◆ Exercise input ◆

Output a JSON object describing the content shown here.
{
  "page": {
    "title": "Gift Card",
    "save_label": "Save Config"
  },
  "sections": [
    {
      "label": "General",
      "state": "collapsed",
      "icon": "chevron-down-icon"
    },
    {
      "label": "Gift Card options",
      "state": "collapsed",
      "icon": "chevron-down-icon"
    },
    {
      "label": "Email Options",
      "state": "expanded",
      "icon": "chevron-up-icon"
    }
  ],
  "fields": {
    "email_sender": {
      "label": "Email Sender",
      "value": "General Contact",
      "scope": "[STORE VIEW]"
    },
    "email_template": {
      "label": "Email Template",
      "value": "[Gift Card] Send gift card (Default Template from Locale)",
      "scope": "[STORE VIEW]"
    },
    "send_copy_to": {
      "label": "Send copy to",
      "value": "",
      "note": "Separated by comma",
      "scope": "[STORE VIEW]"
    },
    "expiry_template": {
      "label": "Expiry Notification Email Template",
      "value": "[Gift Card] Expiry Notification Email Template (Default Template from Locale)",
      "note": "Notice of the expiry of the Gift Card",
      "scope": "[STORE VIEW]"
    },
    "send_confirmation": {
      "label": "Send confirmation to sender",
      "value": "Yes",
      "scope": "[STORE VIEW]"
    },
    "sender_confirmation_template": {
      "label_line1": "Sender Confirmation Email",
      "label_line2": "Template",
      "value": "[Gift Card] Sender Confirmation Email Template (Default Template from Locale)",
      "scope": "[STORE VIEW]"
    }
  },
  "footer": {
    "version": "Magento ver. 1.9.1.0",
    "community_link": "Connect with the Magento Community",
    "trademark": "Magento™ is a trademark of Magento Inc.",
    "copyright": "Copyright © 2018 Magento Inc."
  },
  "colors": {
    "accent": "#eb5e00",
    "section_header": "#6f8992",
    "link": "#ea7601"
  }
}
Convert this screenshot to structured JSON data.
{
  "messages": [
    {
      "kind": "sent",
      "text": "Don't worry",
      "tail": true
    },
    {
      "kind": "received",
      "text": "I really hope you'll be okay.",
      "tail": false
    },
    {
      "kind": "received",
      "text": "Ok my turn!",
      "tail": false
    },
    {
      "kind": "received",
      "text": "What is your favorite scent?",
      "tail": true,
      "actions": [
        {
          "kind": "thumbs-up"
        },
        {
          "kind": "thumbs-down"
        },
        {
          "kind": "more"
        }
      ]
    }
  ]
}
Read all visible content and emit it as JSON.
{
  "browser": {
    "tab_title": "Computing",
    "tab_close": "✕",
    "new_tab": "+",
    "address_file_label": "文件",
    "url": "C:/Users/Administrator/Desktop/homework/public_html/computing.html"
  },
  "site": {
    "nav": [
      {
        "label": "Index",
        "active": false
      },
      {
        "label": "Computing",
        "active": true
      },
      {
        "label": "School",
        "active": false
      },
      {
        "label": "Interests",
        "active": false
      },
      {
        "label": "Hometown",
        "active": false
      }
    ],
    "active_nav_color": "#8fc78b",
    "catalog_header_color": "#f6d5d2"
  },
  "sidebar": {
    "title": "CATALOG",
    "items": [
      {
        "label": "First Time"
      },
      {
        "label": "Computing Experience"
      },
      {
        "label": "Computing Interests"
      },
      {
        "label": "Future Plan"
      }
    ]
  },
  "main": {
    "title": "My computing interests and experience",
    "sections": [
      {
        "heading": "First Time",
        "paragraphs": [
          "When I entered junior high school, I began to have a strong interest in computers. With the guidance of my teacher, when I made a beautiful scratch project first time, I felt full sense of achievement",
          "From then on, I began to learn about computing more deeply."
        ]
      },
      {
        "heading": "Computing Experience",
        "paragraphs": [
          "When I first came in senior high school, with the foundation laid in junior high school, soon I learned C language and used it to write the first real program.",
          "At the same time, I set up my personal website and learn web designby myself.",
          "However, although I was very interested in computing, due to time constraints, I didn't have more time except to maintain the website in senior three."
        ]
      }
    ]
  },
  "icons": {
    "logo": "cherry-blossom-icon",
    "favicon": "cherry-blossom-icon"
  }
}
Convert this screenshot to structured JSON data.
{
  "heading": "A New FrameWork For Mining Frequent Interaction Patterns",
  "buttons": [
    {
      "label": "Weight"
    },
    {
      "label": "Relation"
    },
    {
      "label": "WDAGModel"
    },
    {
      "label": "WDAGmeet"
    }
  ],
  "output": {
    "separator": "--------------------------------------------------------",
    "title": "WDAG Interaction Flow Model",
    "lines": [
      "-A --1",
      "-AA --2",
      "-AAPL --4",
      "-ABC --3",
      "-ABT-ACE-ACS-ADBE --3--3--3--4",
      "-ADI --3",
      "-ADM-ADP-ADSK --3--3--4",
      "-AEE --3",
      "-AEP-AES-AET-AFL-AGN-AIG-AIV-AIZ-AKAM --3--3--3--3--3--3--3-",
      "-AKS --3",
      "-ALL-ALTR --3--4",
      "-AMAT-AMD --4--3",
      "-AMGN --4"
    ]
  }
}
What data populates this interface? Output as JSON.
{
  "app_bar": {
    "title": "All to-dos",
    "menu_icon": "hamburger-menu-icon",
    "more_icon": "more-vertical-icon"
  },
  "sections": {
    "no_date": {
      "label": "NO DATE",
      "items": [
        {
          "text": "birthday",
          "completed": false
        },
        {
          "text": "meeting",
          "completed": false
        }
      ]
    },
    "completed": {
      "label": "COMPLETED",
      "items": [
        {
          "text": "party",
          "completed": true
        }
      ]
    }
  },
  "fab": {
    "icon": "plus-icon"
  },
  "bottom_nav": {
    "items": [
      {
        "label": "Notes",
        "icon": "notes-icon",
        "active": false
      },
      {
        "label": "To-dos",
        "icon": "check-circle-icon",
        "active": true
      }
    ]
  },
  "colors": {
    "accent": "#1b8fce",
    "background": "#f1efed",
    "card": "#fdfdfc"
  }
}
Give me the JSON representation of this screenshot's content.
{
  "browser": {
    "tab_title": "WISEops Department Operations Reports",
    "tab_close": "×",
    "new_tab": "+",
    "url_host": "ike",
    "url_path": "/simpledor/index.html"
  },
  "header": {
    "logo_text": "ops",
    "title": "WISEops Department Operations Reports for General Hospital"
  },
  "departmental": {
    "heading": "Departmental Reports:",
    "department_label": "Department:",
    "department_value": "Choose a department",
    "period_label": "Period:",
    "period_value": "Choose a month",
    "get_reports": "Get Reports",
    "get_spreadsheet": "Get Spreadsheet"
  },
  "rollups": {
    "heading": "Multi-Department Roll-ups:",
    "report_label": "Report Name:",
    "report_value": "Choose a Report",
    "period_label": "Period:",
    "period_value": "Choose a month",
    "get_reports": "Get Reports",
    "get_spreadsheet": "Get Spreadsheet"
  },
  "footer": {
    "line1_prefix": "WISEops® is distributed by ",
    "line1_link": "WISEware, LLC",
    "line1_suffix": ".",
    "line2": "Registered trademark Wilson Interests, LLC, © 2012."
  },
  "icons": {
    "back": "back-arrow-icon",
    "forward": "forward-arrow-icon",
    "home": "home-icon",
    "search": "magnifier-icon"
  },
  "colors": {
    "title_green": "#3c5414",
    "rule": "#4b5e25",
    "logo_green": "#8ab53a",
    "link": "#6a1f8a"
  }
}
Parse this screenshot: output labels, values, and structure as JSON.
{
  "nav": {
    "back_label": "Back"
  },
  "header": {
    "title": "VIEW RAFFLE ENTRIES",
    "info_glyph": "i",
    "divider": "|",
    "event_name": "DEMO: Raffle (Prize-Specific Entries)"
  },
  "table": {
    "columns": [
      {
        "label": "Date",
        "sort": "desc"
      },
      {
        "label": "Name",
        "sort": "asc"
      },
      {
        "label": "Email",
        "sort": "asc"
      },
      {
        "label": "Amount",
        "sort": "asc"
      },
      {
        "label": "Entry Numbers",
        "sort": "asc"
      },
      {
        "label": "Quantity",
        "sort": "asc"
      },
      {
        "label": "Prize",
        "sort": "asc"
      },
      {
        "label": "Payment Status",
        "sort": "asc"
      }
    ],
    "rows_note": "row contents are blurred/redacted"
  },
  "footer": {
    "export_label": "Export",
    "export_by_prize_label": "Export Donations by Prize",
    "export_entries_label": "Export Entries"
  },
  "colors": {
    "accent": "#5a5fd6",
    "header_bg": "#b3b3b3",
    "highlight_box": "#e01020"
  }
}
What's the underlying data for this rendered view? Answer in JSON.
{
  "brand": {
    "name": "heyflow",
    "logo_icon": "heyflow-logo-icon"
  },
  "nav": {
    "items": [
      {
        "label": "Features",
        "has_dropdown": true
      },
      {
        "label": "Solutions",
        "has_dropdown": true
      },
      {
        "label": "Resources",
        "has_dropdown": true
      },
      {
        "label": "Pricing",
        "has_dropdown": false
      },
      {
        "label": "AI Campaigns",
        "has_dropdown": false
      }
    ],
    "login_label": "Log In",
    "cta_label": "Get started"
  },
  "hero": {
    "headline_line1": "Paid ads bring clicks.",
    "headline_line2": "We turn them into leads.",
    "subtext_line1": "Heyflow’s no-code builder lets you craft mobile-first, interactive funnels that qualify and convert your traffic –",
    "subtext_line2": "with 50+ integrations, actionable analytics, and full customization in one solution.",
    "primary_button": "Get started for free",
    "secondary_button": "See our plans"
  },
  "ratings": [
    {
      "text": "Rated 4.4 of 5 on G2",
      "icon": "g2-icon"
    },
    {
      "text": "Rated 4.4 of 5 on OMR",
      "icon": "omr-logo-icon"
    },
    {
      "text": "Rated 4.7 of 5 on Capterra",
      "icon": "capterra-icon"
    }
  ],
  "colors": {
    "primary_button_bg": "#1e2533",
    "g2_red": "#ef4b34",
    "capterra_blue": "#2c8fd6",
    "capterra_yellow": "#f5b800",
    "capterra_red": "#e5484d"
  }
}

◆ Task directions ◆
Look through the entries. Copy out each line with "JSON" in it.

◆ Your solution ◆
Output a JSON object describing the content shown here.
Convert this screenshot to structured JSON data.
Read all visible content and emit it as JSON.
Convert this screenshot to structured JSON data.
What data populates this interface? Output as JSON.
Give me the JSON representation of this screenshot's content.
Parse this screenshot: output labels, values, and structure as JSON.
What's the underlying data for this rendered view? Answer in JSON.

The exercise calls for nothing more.